---------- Source data

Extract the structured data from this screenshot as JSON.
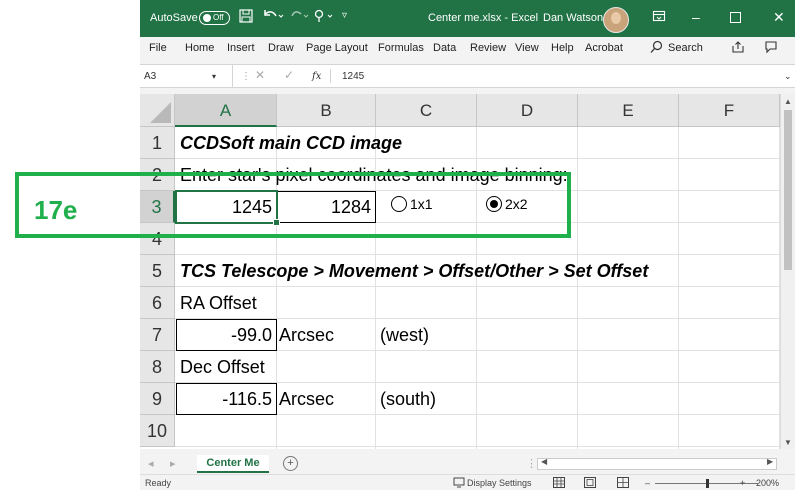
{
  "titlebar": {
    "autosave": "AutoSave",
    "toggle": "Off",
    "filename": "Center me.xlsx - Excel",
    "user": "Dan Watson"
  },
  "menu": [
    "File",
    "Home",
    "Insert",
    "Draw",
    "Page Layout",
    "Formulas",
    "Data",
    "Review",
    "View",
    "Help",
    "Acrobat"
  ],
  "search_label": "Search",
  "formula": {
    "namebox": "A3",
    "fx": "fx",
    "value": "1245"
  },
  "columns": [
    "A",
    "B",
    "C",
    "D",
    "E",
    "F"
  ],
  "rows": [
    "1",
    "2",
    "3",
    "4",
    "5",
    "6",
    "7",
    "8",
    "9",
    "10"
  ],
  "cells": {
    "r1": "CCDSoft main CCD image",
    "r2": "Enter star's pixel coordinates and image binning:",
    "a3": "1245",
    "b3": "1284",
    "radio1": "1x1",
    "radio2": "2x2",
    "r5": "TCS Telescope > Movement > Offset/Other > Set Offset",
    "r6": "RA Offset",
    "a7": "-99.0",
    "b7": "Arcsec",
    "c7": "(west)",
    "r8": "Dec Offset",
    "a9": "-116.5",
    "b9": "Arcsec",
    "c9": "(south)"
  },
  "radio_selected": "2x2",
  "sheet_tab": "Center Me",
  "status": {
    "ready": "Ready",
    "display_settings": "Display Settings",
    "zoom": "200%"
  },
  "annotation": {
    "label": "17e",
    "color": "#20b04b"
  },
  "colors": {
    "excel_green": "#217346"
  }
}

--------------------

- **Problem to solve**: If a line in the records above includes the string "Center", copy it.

- **Your solution**:
    "filename": "Center me.xlsx - Excel",
  "sheet_tab": "Center Me",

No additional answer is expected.